The Spot Bitcoin Exchange-Traded Fund (ETF), a new product in the financial market, has just wrapped up its first week of trading. This event marks several key milestones in blending crypto with mainstream financial markets. Launched amid high expectations, the Spot Bitcoin ETF is a crucial move, providing a more regulated and safer option for investors to explore Bitcoin. In this piece, we aim to unpack the weekly insights of the Spot Bitcoin ETF, shedding light on the potential and implications of these robust investment offerings.
Spot Bitcoin ETF Trading Since Day 1
On the opening day of trading for the eagerly awaited U.S.-based spot bitcoin exchange-traded funds, investors actively engaged in trading shares across ten funds sanctioned by the SEC. Initial volume figures revealed that the Grayscale Bitcoin Trust, the biggest bitcoin fund valued at $28 billion, experienced the highest share turnover, with trading volumes exceeding $2 billion. The cumulative trading volume for that day surpassed $4.6 billion.
Bloomberg reports indicate that approximately $2.33 billion worth of Grayscale fund shares were traded throughout the day, a figure that nearly equals the total volume traded in all the other new ETFs combined.
Notably, in just the first four days of trading, BlackRock’s spot bitcoin exchange-traded fund (ETF) achieved a significant milestone, amassing $1 billion in assets. This feat positions it as the first among the recently launched batch of ETFs that track spot bitcoin prices to reach this level of assets, according to data from J.P. Morgan. Subsequently, Fidelity entered the race and became the second entity to attain the $1 billion asset milestone.
The total trading volume for the 11 spot bitcoin ETFs surpassed $16.4 billion on their sixth trading day, Friday. As of January 19, Grayscale holds the leading market share in spot Bitcoin, with nearly 53% ownership.
Grayscale, BlackRock, and Fidelity remain the predominant players, commanding over 90% of total volume. The daily volume saw an increase, surging to $2.6 billion on 19 January compared to $2.1 billion the previous day. These figures are still considerably lower than the $3 billion volume observed last Friday and the initial $4.6 billion on the first day of trading.

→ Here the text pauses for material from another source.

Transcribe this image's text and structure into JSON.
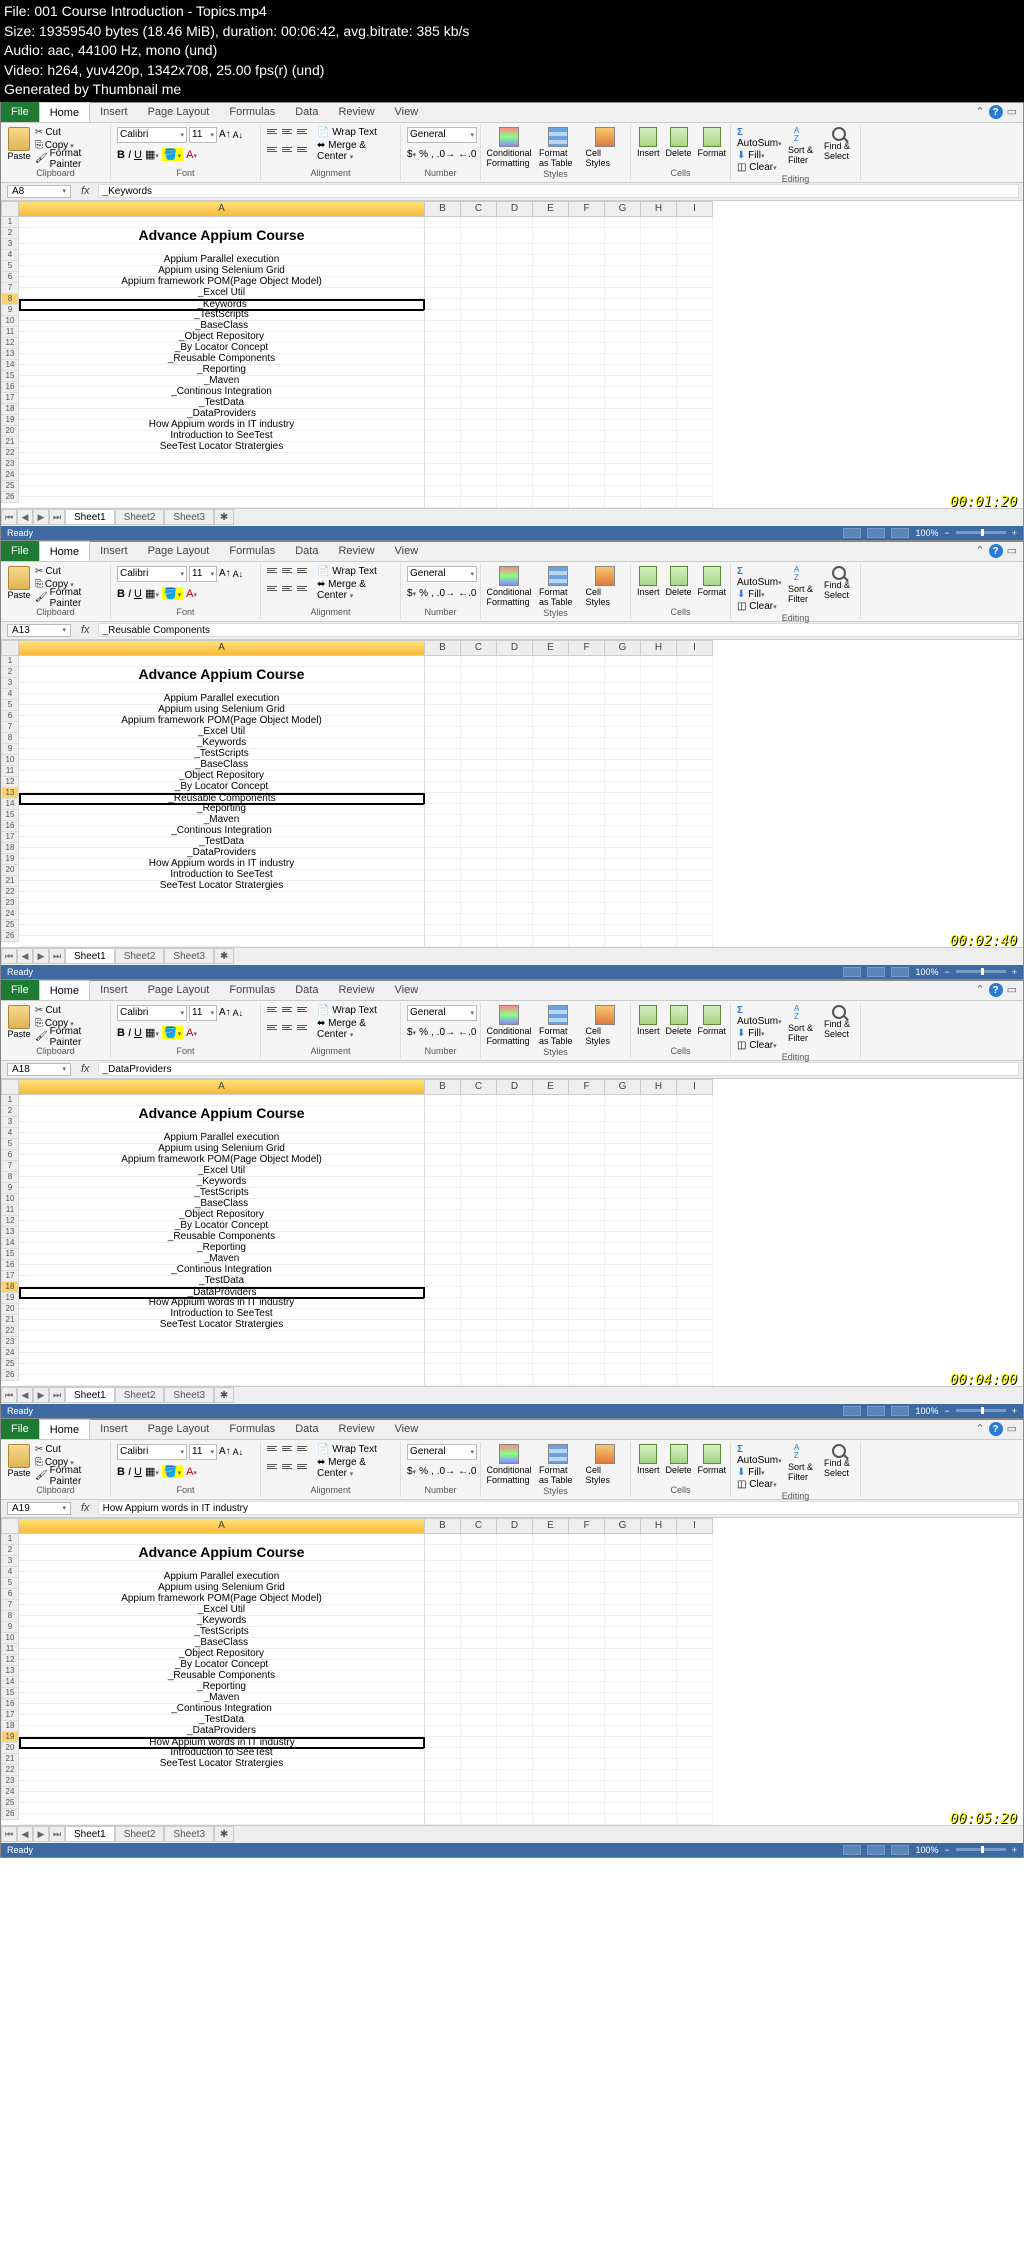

Eric Balchunas, a senior ETF analyst at Bloomberg Intelligence, noted that BlackRock and Fidelity’s spot bitcoin ETFs were leading in terms of new capital inflows among the 11 cryptocurrency-based instruments trading across various exchanges. Each of these two funds has attracted more than $400 million in inflows. As a result, Bitcoin ETFs have outpaced silver ETFs in size in the U.S. due to significant market interest.
BTC Price Struggles Amid Rising GBTC Outflow

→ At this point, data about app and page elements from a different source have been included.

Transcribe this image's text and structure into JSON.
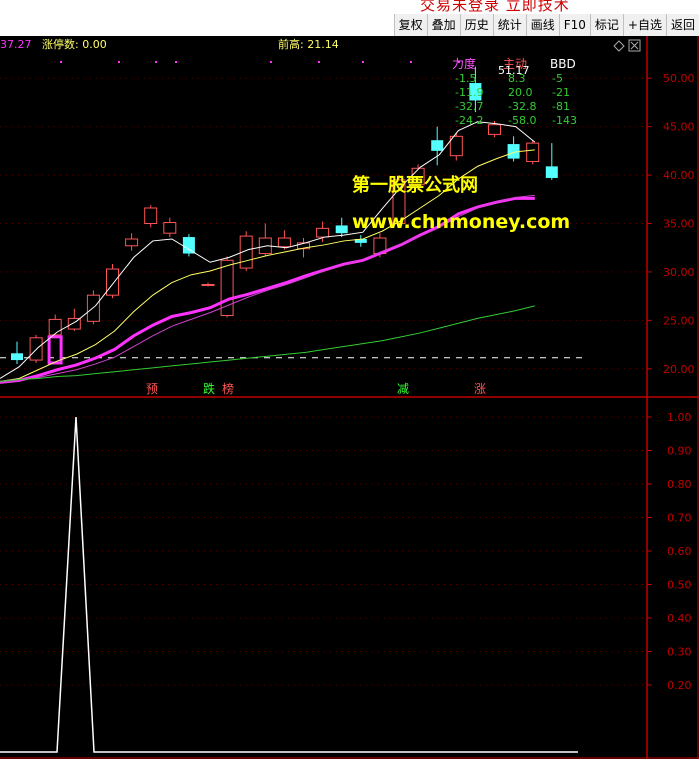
{
  "top_notice": "交易未登录   立即技术",
  "toolbar": [
    "复权",
    "叠加",
    "历史",
    "统计",
    "画线",
    "F10",
    "标记",
    "+自选",
    "返回"
  ],
  "info_bar": {
    "left_value": "37.27",
    "limit_up_count": "涨停数: 0.00",
    "prev_high": "前高: 21.14"
  },
  "right_icons": [
    "diamond-icon",
    "close-icon"
  ],
  "indicator_table": {
    "headers": [
      "力度",
      "主动",
      "BBD"
    ],
    "rows": [
      [
        "-1.5",
        "8.3",
        "-5"
      ],
      [
        "-11.9",
        "20.0",
        "-21"
      ],
      [
        "-32.7",
        "-32.8",
        "-81"
      ],
      [
        "-24.2",
        "-58.0",
        "-143"
      ]
    ],
    "overlay_price": "51.17"
  },
  "watermark": {
    "line1": "第一股票公式网",
    "line2": "www.chnmoney.com"
  },
  "signals": [
    "预",
    "跌",
    "榜",
    "减",
    "涨"
  ],
  "colors": {
    "up": "#ff5555",
    "down": "#54ffff",
    "axis": "#c00000",
    "ma_white": "#ffffff",
    "ma_yellow": "#ffff66",
    "ma_magenta": "#ff33ff",
    "ma_green": "#33cc33",
    "watermark": "#ffff00"
  },
  "chart_data": [
    {
      "type": "candlestick",
      "ylim": [
        17.5,
        52.5
      ],
      "y_ticks": [
        "50.00",
        "45.00",
        "40.00",
        "35.00",
        "30.00",
        "25.00",
        "20.00"
      ],
      "prev_high_line": 21.14,
      "candles": [
        {
          "o": 21.6,
          "c": 20.9,
          "h": 22.8,
          "l": 20.5
        },
        {
          "o": 20.9,
          "c": 23.2,
          "h": 23.5,
          "l": 20.6
        },
        {
          "o": 23.5,
          "c": 25.1,
          "h": 25.6,
          "l": 23.2
        },
        {
          "o": 24.1,
          "c": 25.2,
          "h": 26.2,
          "l": 23.9
        },
        {
          "o": 24.9,
          "c": 27.6,
          "h": 28.1,
          "l": 24.6
        },
        {
          "o": 27.6,
          "c": 30.3,
          "h": 30.8,
          "l": 27.3
        },
        {
          "o": 32.7,
          "c": 33.4,
          "h": 34.0,
          "l": 32.2
        },
        {
          "o": 35.0,
          "c": 36.6,
          "h": 36.9,
          "l": 34.6
        },
        {
          "o": 34.0,
          "c": 35.1,
          "h": 35.6,
          "l": 33.6
        },
        {
          "o": 33.6,
          "c": 31.9,
          "h": 33.9,
          "l": 31.6
        },
        {
          "o": 28.7,
          "c": 28.7,
          "h": 28.9,
          "l": 28.5
        },
        {
          "o": 25.5,
          "c": 31.2,
          "h": 31.6,
          "l": 25.3
        },
        {
          "o": 30.4,
          "c": 33.7,
          "h": 34.2,
          "l": 30.1
        },
        {
          "o": 31.9,
          "c": 33.5,
          "h": 35.0,
          "l": 31.6
        },
        {
          "o": 32.6,
          "c": 33.5,
          "h": 34.3,
          "l": 32.3
        },
        {
          "o": 32.4,
          "c": 33.0,
          "h": 33.5,
          "l": 31.5
        },
        {
          "o": 33.6,
          "c": 34.5,
          "h": 35.2,
          "l": 33.1
        },
        {
          "o": 34.8,
          "c": 34.0,
          "h": 35.6,
          "l": 33.6
        },
        {
          "o": 33.4,
          "c": 33.0,
          "h": 33.8,
          "l": 32.6
        },
        {
          "o": 31.9,
          "c": 33.5,
          "h": 34.0,
          "l": 31.5
        },
        {
          "o": 35.0,
          "c": 39.5,
          "h": 40.0,
          "l": 34.7
        },
        {
          "o": 39.0,
          "c": 40.7,
          "h": 41.1,
          "l": 38.8
        },
        {
          "o": 43.6,
          "c": 42.5,
          "h": 45.0,
          "l": 41.0
        },
        {
          "o": 42.0,
          "c": 44.0,
          "h": 44.4,
          "l": 41.5
        },
        {
          "o": 49.5,
          "c": 47.7,
          "h": 51.2,
          "l": 46.5
        },
        {
          "o": 44.2,
          "c": 45.2,
          "h": 45.6,
          "l": 43.9
        },
        {
          "o": 43.2,
          "c": 41.7,
          "h": 44.0,
          "l": 41.4
        },
        {
          "o": 41.4,
          "c": 43.3,
          "h": 43.6,
          "l": 41.1
        },
        {
          "o": 40.9,
          "c": 39.7,
          "h": 43.3,
          "l": 39.5
        }
      ],
      "series": [
        {
          "values": [
            19.0,
            20.2,
            22.2,
            23.8,
            24.9,
            26.5,
            29.0,
            31.5,
            33.2,
            33.4,
            32.2,
            31.0,
            31.5,
            32.3,
            32.7,
            32.5,
            33.0,
            33.6,
            33.8,
            34.1,
            36.5,
            38.8,
            40.8,
            42.1,
            44.6,
            45.5,
            45.3,
            45.0,
            43.4
          ]
        },
        {
          "values": [
            18.7,
            19.0,
            19.9,
            20.8,
            21.5,
            22.5,
            23.9,
            25.9,
            27.6,
            28.9,
            29.7,
            30.1,
            30.7,
            31.2,
            31.7,
            32.1,
            32.5,
            32.8,
            33.2,
            33.4,
            34.2,
            35.3,
            36.6,
            37.9,
            39.6,
            40.9,
            41.7,
            42.4,
            42.6
          ]
        },
        {
          "values": [
            18.6,
            18.8,
            19.3,
            19.9,
            20.4,
            21.1,
            22.0,
            23.4,
            24.5,
            25.4,
            25.8,
            26.3,
            27.2,
            27.7,
            28.3,
            28.9,
            29.6,
            30.2,
            30.8,
            31.2,
            32.0,
            32.8,
            33.8,
            34.7,
            36.0,
            36.7,
            37.2,
            37.6,
            37.6
          ]
        },
        {
          "values": [
            18.6,
            18.8,
            19.1,
            19.5,
            19.9,
            20.5,
            21.2,
            22.3,
            23.4,
            24.4,
            25.1,
            25.8,
            26.6,
            27.4,
            28.1,
            28.7,
            29.4,
            30.1,
            30.7,
            31.3,
            32.1,
            32.9,
            33.7,
            34.6,
            35.7,
            36.6,
            37.2,
            37.7,
            37.9
          ]
        },
        {
          "values": [
            18.7,
            18.9,
            19.0,
            19.2,
            19.3,
            19.5,
            19.7,
            19.9,
            20.1,
            20.3,
            20.5,
            20.7,
            20.9,
            21.1,
            21.3,
            21.5,
            21.7,
            22.0,
            22.3,
            22.6,
            22.9,
            23.3,
            23.7,
            24.2,
            24.7,
            25.2,
            25.6,
            26.0,
            26.5
          ]
        }
      ]
    },
    {
      "type": "line",
      "ylim": [
        0,
        1.0
      ],
      "y_ticks": [
        "1.00",
        "0.90",
        "0.80",
        "0.70",
        "0.60",
        "0.50",
        "0.40",
        "0.30",
        "0.20"
      ],
      "values": [
        0,
        0,
        0,
        0,
        1,
        0,
        0,
        0,
        0,
        0,
        0,
        0,
        0,
        0,
        0,
        0,
        0,
        0,
        0,
        0,
        0,
        0,
        0,
        0,
        0,
        0,
        0,
        0,
        0,
        0,
        0,
        0,
        0,
        0
      ]
    }
  ]
}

Amid rising trading volume for spot Bitcoin ETF, BTC price continues to struggle in validating a clear upward move. Interestingly, Bitcoin dropped from its $49K level, and is currently aiming to drop below the $40K level. This could indicate that the appearance of the new ETFs is not causing a lack of supply for any new demand linked to the funds.
It’s possible that outflows from Grayscale could have freed up supply. Recent purchases of Bitcoin linked to Exchange-Traded Funds (ETFs) were somewhat balanced by ongoing withdrawals from the Grayscale Bitcoin Trust (GBTC). Approximately 10,824 BTC, valued at around $445 million, were sold off. Since its transformation into a spot ETF on January 11, nearly 38,000 BTC have been withdrawn from GBTC.
Grayscale’s massive outflows are sending the Netflow to the negative region, creating a bearish impact on BTC price. Another potential reason Grayscale could have been targeted by investors for outflows, is the ETF’s 1.5 percent expense ratio, steep in comparison with the 20-39 basis points at the other new funds, most of which have waived or reduced their fees for several months. It is difficult to see why any rational investor would pay more than three times the fee for a fund that holds the same asset.
Grayscale Investment CEO Michael Sonnenshein, in a recent interview at the World Economic Forum in Davos, stated that most of the 11 spot Bitcoin ETFs approved by the U.S. SEC are unlikely to succeed.
These ETFs, which started trading soon after their approval on January 10, are competing by lowering fees to 0.2%-0.4%, with some offering temporary fee waivers. In contrast, Grayscale, the biggest Bitcoin holder among these ETF issuers, charges up to 1.5% without waivers.